The awkwardly titled, Brahms: The Boy 2, sees the the original movie’s director, William Brent Bell, returning to the antics of the off-putting creepy doll known as Brahms. This time with an all new cast of characters to be terrorized by the pale figurine’s mischievousness. But while the first Boy movie managed memorability thanks to its rambunctious twist ending, the sequel commits the crucial sin of being, quite simply, boring.
After a vicious home invasion attack on Liza (Katie Holmes) and son Jude (Christopher Convery) while her husband (Owain Yeoman) was away, the family decides to leave behind the wounds from the city and move into a secluded mansion in the woods. Jude’s mental shock from the assault has left him mute, but when he finds Brahms the doll buried in the land near their new home, Liza can’t shake the feeling of a sinister influence from her son’s new playmate. Are the peculiar happenings around the house a result of Jude acting out his psychological stress or is there a spiritual malevolence within Brahms?
Bell demonstrates moments of legitimate talent behind the camera here with some genuinely well produced shots throughout. The opening home invasion sequence starts by building tension with the ominous shadow of a burglar under the transparent stairs that an unaware Holmes walks down. The lighting plays an affective roll and the boxlike structure of the family’s swank apartment showcases the claustrophobic trauma their city living leaves them with. And the closeup shot (as seen in the trailer) of Brahms and Jude’s faces while the doll and the boy meet for the first time is an intriguing reflection of the blank slate that Jude’s traumatic encounter has left in him.
Unfortunately, all the camera pizzazz in the world couldn’t save the fact that the plot stays mind numbingly stagnant, almost stubbornly so, as if it feels insecure in stepping out of its overdone genre trappings. It meanders while hitting all the familiar beats and delivers no shortage of jump scaring. A horror movie can get away with a handful of standard jump scare fare, but not only does Brahms deliver way too many, it makes them its bread and butter. And it does this all while pulling the phew, it was just a bad dream card all too often, to the point of being a fall back from building any real tension or stakes. These dream sequences are mostly made to emphasize Liza’s mental anguish from her survived home invasion encounter, but it gets to a point of hitting them over the audience’s head to fill a runtime and check some conventional scare boxes.

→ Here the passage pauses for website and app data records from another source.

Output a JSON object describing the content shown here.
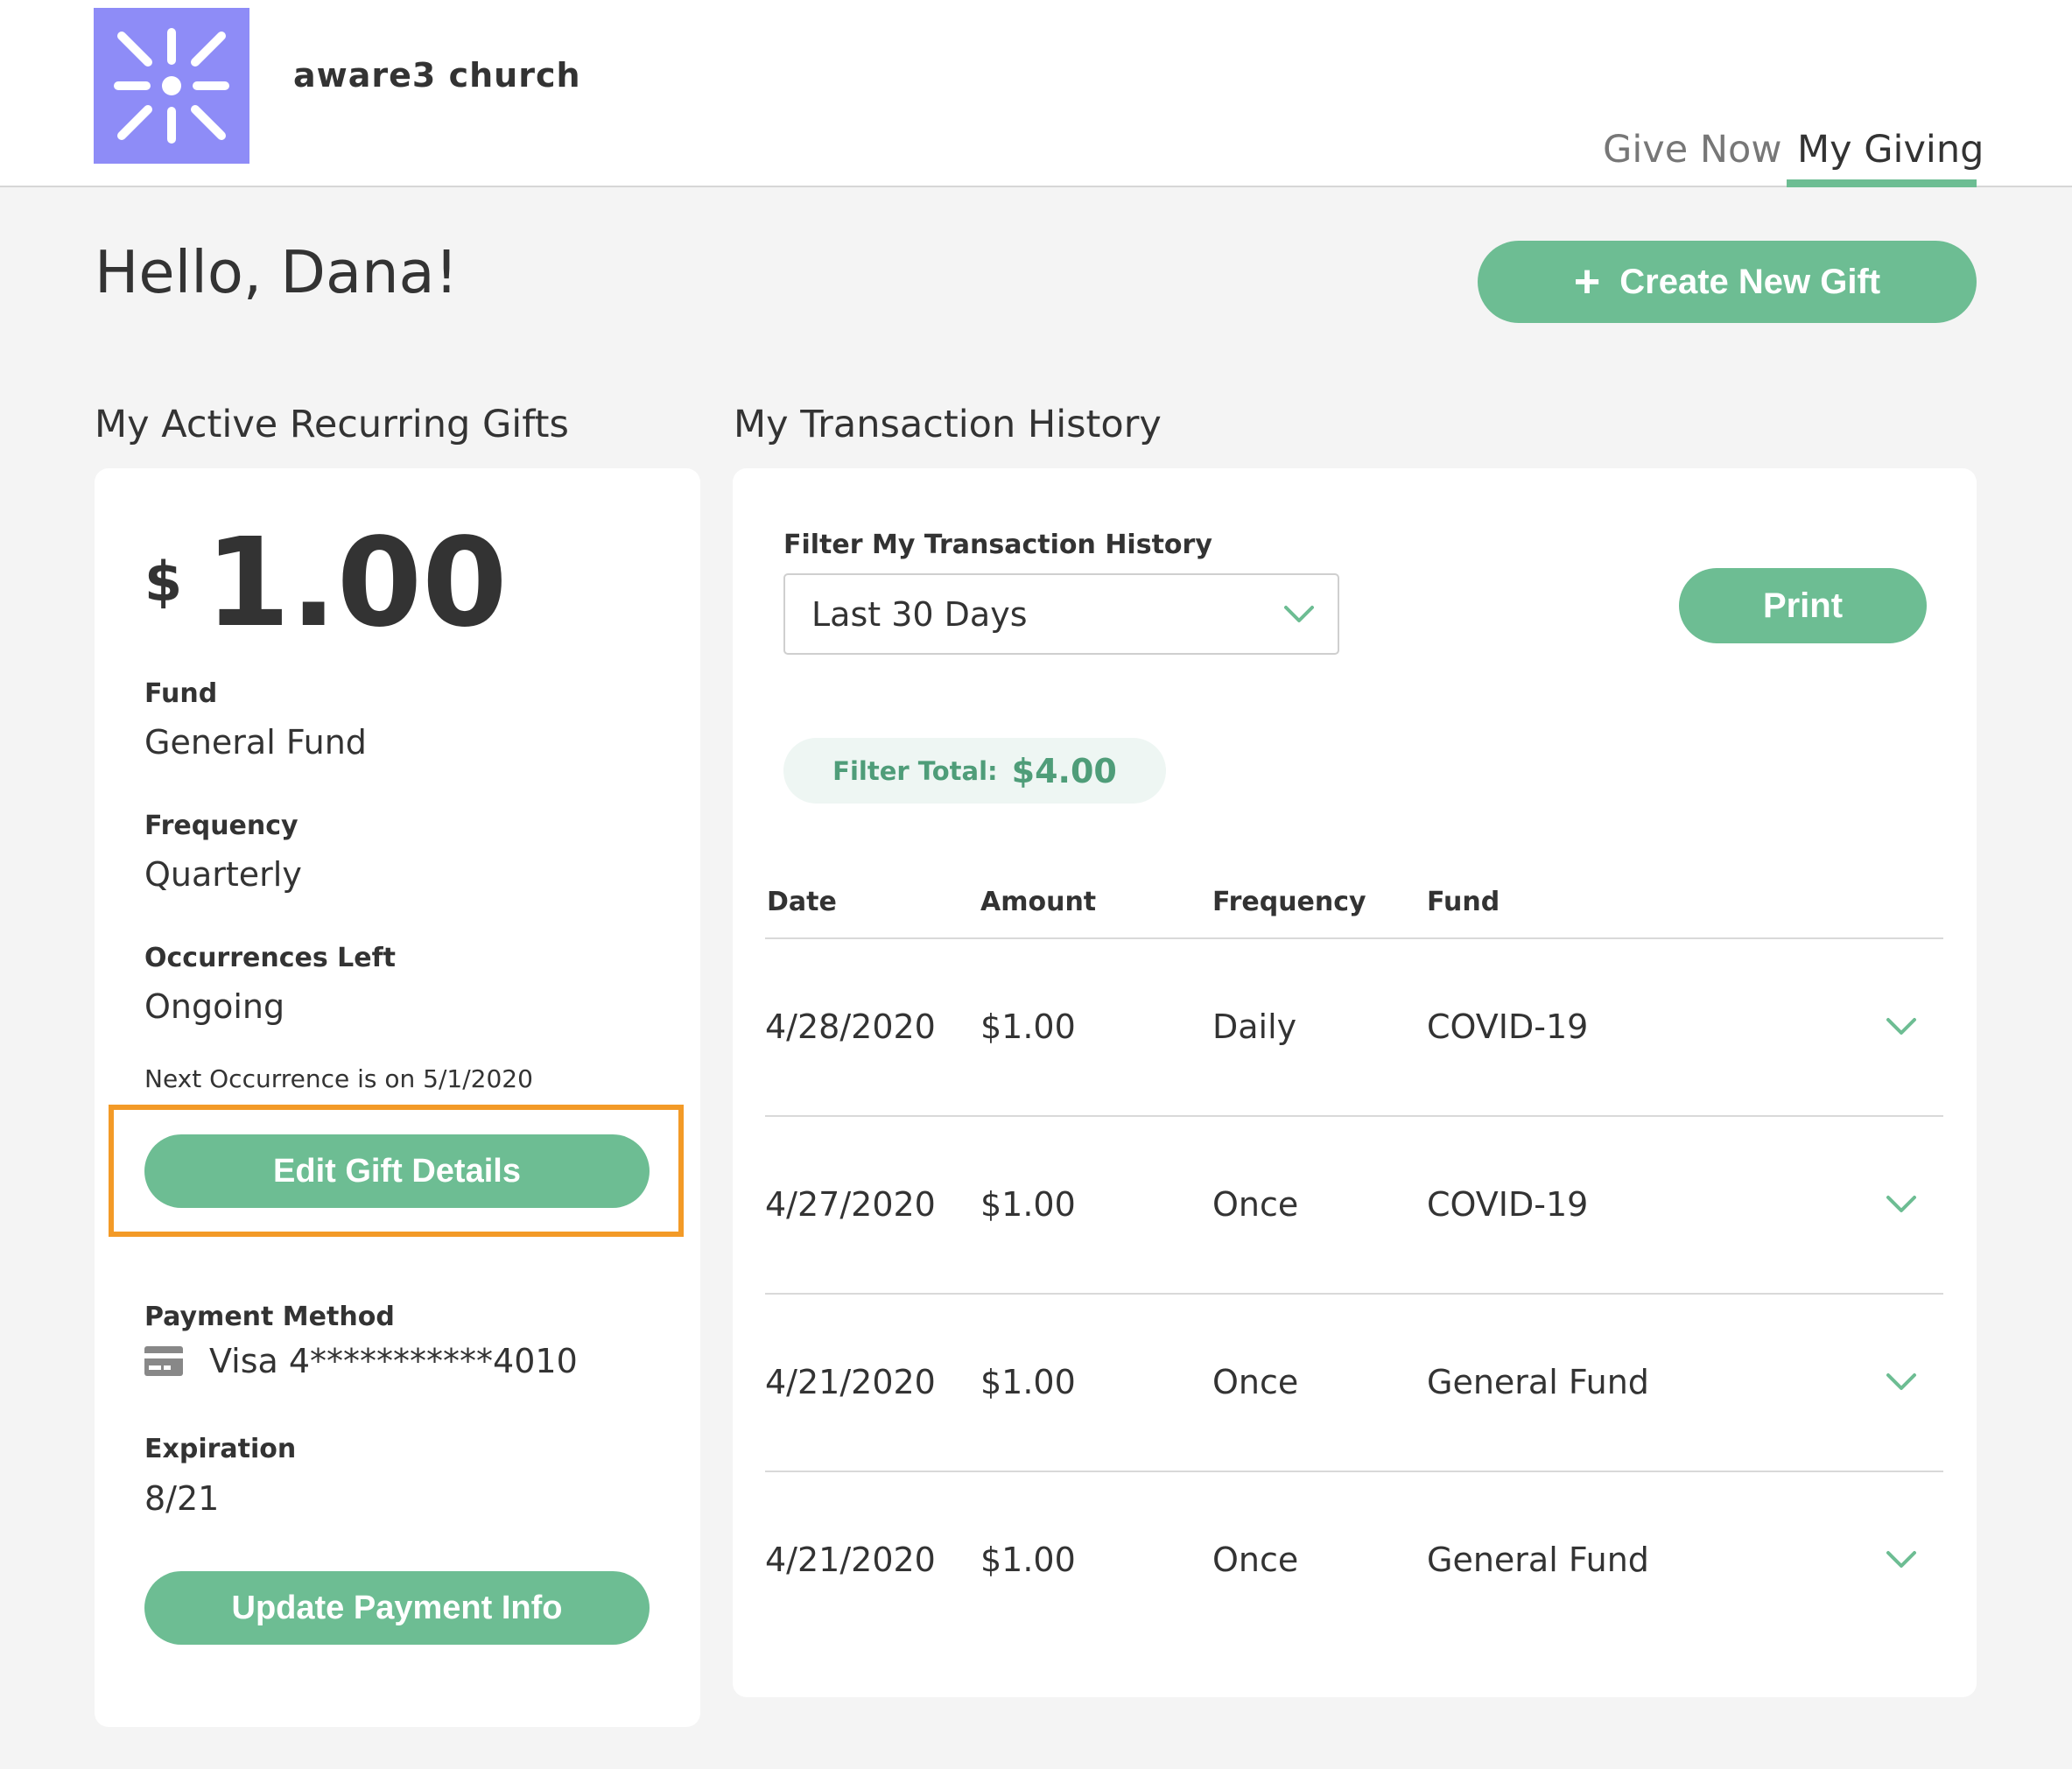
{
  "header": {
    "org_name": "aware3 church",
    "nav": [
      {
        "label": "Give Now",
        "active": false
      },
      {
        "label": "My Giving",
        "active": true
      }
    ],
    "accent_color": "#6dbd93",
    "logo_color": "#8e8cf7"
  },
  "greeting": "Hello, Dana!",
  "create_button": "Create New Gift",
  "recurring": {
    "section_title": "My Active Recurring Gifts",
    "currency": "$",
    "amount": "1.00",
    "fund_label": "Fund",
    "fund_value": "General Fund",
    "frequency_label": "Frequency",
    "frequency_value": "Quarterly",
    "occurrences_label": "Occurrences Left",
    "occurrences_value": "Ongoing",
    "next_occurrence": "Next Occurrence is on 5/1/2020",
    "edit_button": "Edit Gift Details",
    "payment_label": "Payment Method",
    "payment_value": "Visa 4***********4010",
    "expiration_label": "Expiration",
    "expiration_value": "8/21",
    "update_button": "Update Payment Info",
    "highlight_color": "#f39a27"
  },
  "history": {
    "section_title": "My Transaction History",
    "filter_label": "Filter My Transaction History",
    "filter_value": "Last 30 Days",
    "print_button": "Print",
    "filter_total_label": "Filter Total:",
    "filter_total_value": "$4.00",
    "columns": [
      "Date",
      "Amount",
      "Frequency",
      "Fund"
    ],
    "rows": [
      {
        "date": "4/28/2020",
        "amount": "$1.00",
        "frequency": "Daily",
        "fund": "COVID-19"
      },
      {
        "date": "4/27/2020",
        "amount": "$1.00",
        "frequency": "Once",
        "fund": "COVID-19"
      },
      {
        "date": "4/21/2020",
        "amount": "$1.00",
        "frequency": "Once",
        "fund": "General Fund"
      },
      {
        "date": "4/21/2020",
        "amount": "$1.00",
        "frequency": "Once",
        "fund": "General Fund"
      }
    ]
  }
}
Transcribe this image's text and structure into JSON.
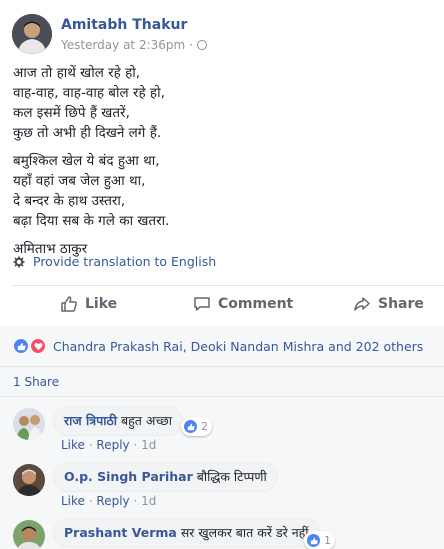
{
  "post": {
    "author": "Amitabh Thakur",
    "timestamp": "Yesterday at 2:36pm",
    "separator": "·",
    "stanzas": [
      [
        "आज तो हाथें खोल रहे हो,",
        "वाह-वाह, वाह-वाह बोल रहे हो,",
        "कल इसमें छिपे हैं खतरें,",
        "कुछ तो अभी ही दिखने लगे हैं."
      ],
      [
        "बमुश्किल खेल ये बंद हुआ था,",
        "यहाँ वहां जब जेल हुआ था,",
        "दे बन्दर के हाथ उस्तरा,",
        "बढ़ा दिया सब के गले का खतरा."
      ],
      [
        "अमिताभ ठाकुर"
      ]
    ],
    "translate_label": "Provide translation to English"
  },
  "actions": {
    "like_label": "Like",
    "comment_label": "Comment",
    "share_label": "Share"
  },
  "reactions": {
    "summary": "Chandra Prakash Rai, Deoki Nandan Mishra and 202 others",
    "shares": "1 Share"
  },
  "comments": [
    {
      "name": "राज त्रिपाठी",
      "text": "बहुत अच्छा",
      "reaction_count": "2",
      "like": "Like",
      "reply": "Reply",
      "age": "1d"
    },
    {
      "name": "O.p. Singh Parihar",
      "text": "बौद्धिक टिप्पणी",
      "reaction_count": "",
      "like": "Like",
      "reply": "Reply",
      "age": "1d"
    },
    {
      "name": "Prashant Verma",
      "text": "सर खुलकर बात करें डरे नहीं",
      "reaction_count": "1",
      "like": "",
      "reply": "",
      "age": ""
    }
  ],
  "colors": {
    "link": "#365899",
    "muted": "#90949c",
    "like_blue": "#4f85f0",
    "love_red": "#f25268"
  },
  "icons": [
    "globe-icon",
    "gear-icon",
    "thumbs-up-icon",
    "comment-icon",
    "share-arrow-icon",
    "like-reaction-icon",
    "love-reaction-icon"
  ]
}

Buried beneath the saturated mundaneness lies a stimulating seed about a mother’s insecurity for being unable to protect her son and the harbored guilt she bares in being responsible for his mental damage. But not only does the fruitless script keep this idea from growing, the dull casting provides little assistance as well. Katie Holmes delivers all that you might expect out of her, but she’s also never given a proper moment of emotional confrontation to let the audience form a real connection to her inner turmoil. Christopher Conveyer as young Jude portrays a numbingly banal version of horror’s latest creepy child. Ralph Ineson shows up as an offbeat groundskeeper. His energetic performance, especially in the final act, is a curious one to say the least. A miss for his talent given his much more effectively withheld work as the father in 2015’s The Witch. But it doesn’t help that the character he’s playing here is one of the most by the numbers versions of eccentric exposition guy for family in haunted house.
Any hope that the climax can make this humdrum by-product of every other scary doll movie worth the watch is shot down with a substantial letdown of an ending. The way the evil of the nefarious Brahms is overcome feels less like an insightful challenge for the characters and more like an excuse to end the tedious endeavor as quick as can be. At this point, a sincere confrontation is in order for a mother and her child, but little weight is held in their moment while little Jude’s face is covered in a Brahms-like mask. It all amounts to stuffy lifelessness.
This one just hit theaters this weekend. Check it out if you want to see the psychological horror from the first movie completely undone with no subtlety whatsoever, Katie Holmes throw burning candle wax at a weird guy’s face, identical matching clothing on a little boy and his doll and the gruesome outcome when a dog thinks it can fuck with Brahms.